(Excerpts from an interface dataset)
_ _ _ _

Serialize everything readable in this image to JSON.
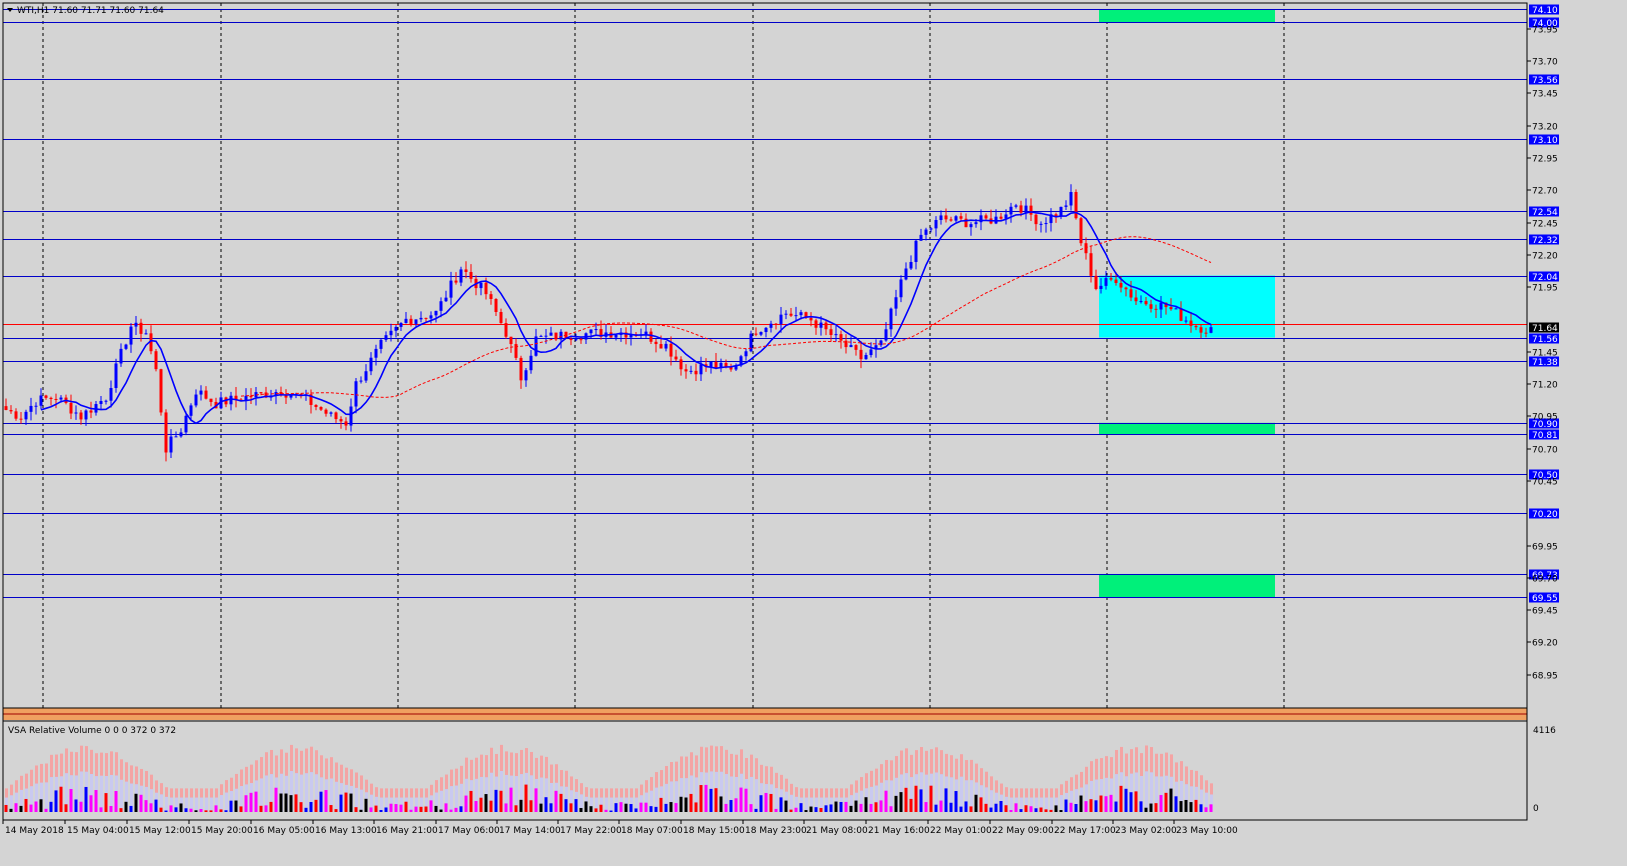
{
  "window": {
    "symbol_line": "WTI,H1  71.60 71.71 71.60 71.64"
  },
  "volume_panel": {
    "title": "VSA Relative Volume 0 0 0 372 0 372",
    "scale_top": "4116",
    "scale_bottom": "0"
  },
  "colors": {
    "background": "#d4d4d4",
    "bull": "#0000ff",
    "bear": "#ff0000",
    "level_line": "#0000c8",
    "zone_cyan": "#00ffff",
    "zone_green": "#00f07a",
    "ma_fast": "#0000ff",
    "ma_slow": "#ff0000",
    "price_label_bg": "#0000ff"
  },
  "chart_data": {
    "type": "candlestick",
    "title": "WTI,H1",
    "ylim": [
      68.7,
      74.15
    ],
    "y_ticks": [
      "73.95",
      "73.70",
      "73.45",
      "73.20",
      "72.95",
      "72.70",
      "72.45",
      "72.20",
      "71.95",
      "71.45",
      "71.20",
      "70.95",
      "70.70",
      "70.45",
      "69.95",
      "69.70",
      "69.45",
      "69.20",
      "68.95"
    ],
    "x_labels": [
      "14 May 2018",
      "15 May 04:00",
      "15 May 12:00",
      "15 May 20:00",
      "16 May 05:00",
      "16 May 13:00",
      "16 May 21:00",
      "17 May 06:00",
      "17 May 14:00",
      "17 May 22:00",
      "18 May 07:00",
      "18 May 15:00",
      "18 May 23:00",
      "21 May 08:00",
      "21 May 16:00",
      "22 May 01:00",
      "22 May 09:00",
      "22 May 17:00",
      "23 May 02:00",
      "23 May 10:00"
    ],
    "levels": [
      "74.10",
      "74.00",
      "73.56",
      "73.10",
      "72.54",
      "72.32",
      "72.04",
      "71.56",
      "71.38",
      "70.90",
      "70.81",
      "70.50",
      "70.20",
      "69.73",
      "69.55"
    ],
    "current_price": "71.64",
    "zones": [
      {
        "kind": "green",
        "y": [
          74.0,
          74.1
        ]
      },
      {
        "kind": "cyan",
        "y": [
          71.56,
          72.04
        ]
      },
      {
        "kind": "green",
        "y": [
          70.81,
          70.9
        ]
      },
      {
        "kind": "green",
        "y": [
          69.55,
          69.73
        ]
      }
    ],
    "anchors": [
      [
        0,
        71.0
      ],
      [
        3,
        70.95
      ],
      [
        6,
        71.07
      ],
      [
        10,
        71.1
      ],
      [
        15,
        70.95
      ],
      [
        20,
        71.1
      ],
      [
        25,
        71.65
      ],
      [
        28,
        71.6
      ],
      [
        30,
        71.3
      ],
      [
        32,
        70.7
      ],
      [
        35,
        70.85
      ],
      [
        38,
        71.15
      ],
      [
        42,
        71.05
      ],
      [
        48,
        71.1
      ],
      [
        55,
        71.15
      ],
      [
        60,
        71.08
      ],
      [
        65,
        70.95
      ],
      [
        68,
        70.9
      ],
      [
        70,
        71.2
      ],
      [
        75,
        71.5
      ],
      [
        80,
        71.7
      ],
      [
        86,
        71.75
      ],
      [
        91,
        72.1
      ],
      [
        96,
        71.9
      ],
      [
        100,
        71.6
      ],
      [
        103,
        71.25
      ],
      [
        106,
        71.55
      ],
      [
        112,
        71.58
      ],
      [
        120,
        71.6
      ],
      [
        127,
        71.6
      ],
      [
        132,
        71.5
      ],
      [
        136,
        71.3
      ],
      [
        141,
        71.35
      ],
      [
        145,
        71.3
      ],
      [
        150,
        71.62
      ],
      [
        156,
        71.75
      ],
      [
        161,
        71.7
      ],
      [
        166,
        71.55
      ],
      [
        171,
        71.4
      ],
      [
        175,
        71.5
      ],
      [
        180,
        72.1
      ],
      [
        183,
        72.35
      ],
      [
        187,
        72.48
      ],
      [
        193,
        72.45
      ],
      [
        198,
        72.48
      ],
      [
        202,
        72.6
      ],
      [
        207,
        72.45
      ],
      [
        211,
        72.55
      ],
      [
        213,
        72.65
      ],
      [
        215,
        72.3
      ],
      [
        218,
        71.95
      ],
      [
        222,
        72.02
      ],
      [
        226,
        71.85
      ],
      [
        232,
        71.8
      ],
      [
        238,
        71.65
      ],
      [
        241,
        71.62
      ]
    ],
    "moving_averages": [
      {
        "style": "solid",
        "period": 8
      },
      {
        "style": "dashed",
        "period": 48
      }
    ]
  }
}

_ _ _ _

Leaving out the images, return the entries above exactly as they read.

Answer:
Serialize everything readable in this image to JSON.
{
  "window": {
    "symbol_line": "WTI,H1  71.60 71.71 71.60 71.64"
  },
  "volume_panel": {
    "title": "VSA Relative Volume 0 0 0 372 0 372",
    "scale_top": "4116",
    "scale_bottom": "0"
  },
  "colors": {
    "background": "#d4d4d4",
    "bull": "#0000ff",
    "bear": "#ff0000",
    "level_line": "#0000c8",
    "zone_cyan": "#00ffff",
    "zone_green": "#00f07a",
    "ma_fast": "#0000ff",
    "ma_slow": "#ff0000",
    "price_label_bg": "#0000ff"
  },
  "chart_data": {
    "type": "candlestick",
    "title": "WTI,H1",
    "ylim": [
      68.7,
      74.15
    ],
    "y_ticks": [
      "73.95",
      "73.70",
      "73.45",
      "73.20",
      "72.95",
      "72.70",
      "72.45",
      "72.20",
      "71.95",
      "71.45",
      "71.20",
      "70.95",
      "70.70",
      "70.45",
      "69.95",
      "69.70",
      "69.45",
      "69.20",
      "68.95"
    ],
    "x_labels": [
      "14 May 2018",
      "15 May 04:00",
      "15 May 12:00",
      "15 May 20:00",
      "16 May 05:00",
      "16 May 13:00",
      "16 May 21:00",
      "17 May 06:00",
      "17 May 14:00",
      "17 May 22:00",
      "18 May 07:00",
      "18 May 15:00",
      "18 May 23:00",
      "21 May 08:00",
      "21 May 16:00",
      "22 May 01:00",
      "22 May 09:00",
      "22 May 17:00",
      "23 May 02:00",
      "23 May 10:00"
    ],
    "levels": [
      "74.10",
      "74.00",
      "73.56",
      "73.10",
      "72.54",
      "72.32",
      "72.04",
      "71.56",
      "71.38",
      "70.90",
      "70.81",
      "70.50",
      "70.20",
      "69.73",
      "69.55"
    ],
    "current_price": "71.64",
    "zones": [
      {
        "kind": "green",
        "y": [
          74.0,
          74.1
        ]
      },
      {
        "kind": "cyan",
        "y": [
          71.56,
          72.04
        ]
      },
      {
        "kind": "green",
        "y": [
          70.81,
          70.9
        ]
      },
      {
        "kind": "green",
        "y": [
          69.55,
          69.73
        ]
      }
    ],
    "anchors": [
      [
        0,
        71.0
      ],
      [
        3,
        70.95
      ],
      [
        6,
        71.07
      ],
      [
        10,
        71.1
      ],
      [
        15,
        70.95
      ],
      [
        20,
        71.1
      ],
      [
        25,
        71.65
      ],
      [
        28,
        71.6
      ],
      [
        30,
        71.3
      ],
      [
        32,
        70.7
      ],
      [
        35,
        70.85
      ],
      [
        38,
        71.15
      ],
      [
        42,
        71.05
      ],
      [
        48,
        71.1
      ],
      [
        55,
        71.15
      ],
      [
        60,
        71.08
      ],
      [
        65,
        70.95
      ],
      [
        68,
        70.9
      ],
      [
        70,
        71.2
      ],
      [
        75,
        71.5
      ],
      [
        80,
        71.7
      ],
      [
        86,
        71.75
      ],
      [
        91,
        72.1
      ],
      [
        96,
        71.9
      ],
      [
        100,
        71.6
      ],
      [
        103,
        71.25
      ],
      [
        106,
        71.55
      ],
      [
        112,
        71.58
      ],
      [
        120,
        71.6
      ],
      [
        127,
        71.6
      ],
      [
        132,
        71.5
      ],
      [
        136,
        71.3
      ],
      [
        141,
        71.35
      ],
      [
        145,
        71.3
      ],
      [
        150,
        71.62
      ],
      [
        156,
        71.75
      ],
      [
        161,
        71.7
      ],
      [
        166,
        71.55
      ],
      [
        171,
        71.4
      ],
      [
        175,
        71.5
      ],
      [
        180,
        72.1
      ],
      [
        183,
        72.35
      ],
      [
        187,
        72.48
      ],
      [
        193,
        72.45
      ],
      [
        198,
        72.48
      ],
      [
        202,
        72.6
      ],
      [
        207,
        72.45
      ],
      [
        211,
        72.55
      ],
      [
        213,
        72.65
      ],
      [
        215,
        72.3
      ],
      [
        218,
        71.95
      ],
      [
        222,
        72.02
      ],
      [
        226,
        71.85
      ],
      [
        232,
        71.8
      ],
      [
        238,
        71.65
      ],
      [
        241,
        71.62
      ]
    ],
    "moving_averages": [
      {
        "style": "solid",
        "period": 8
      },
      {
        "style": "dashed",
        "period": 48
      }
    ]
  }
}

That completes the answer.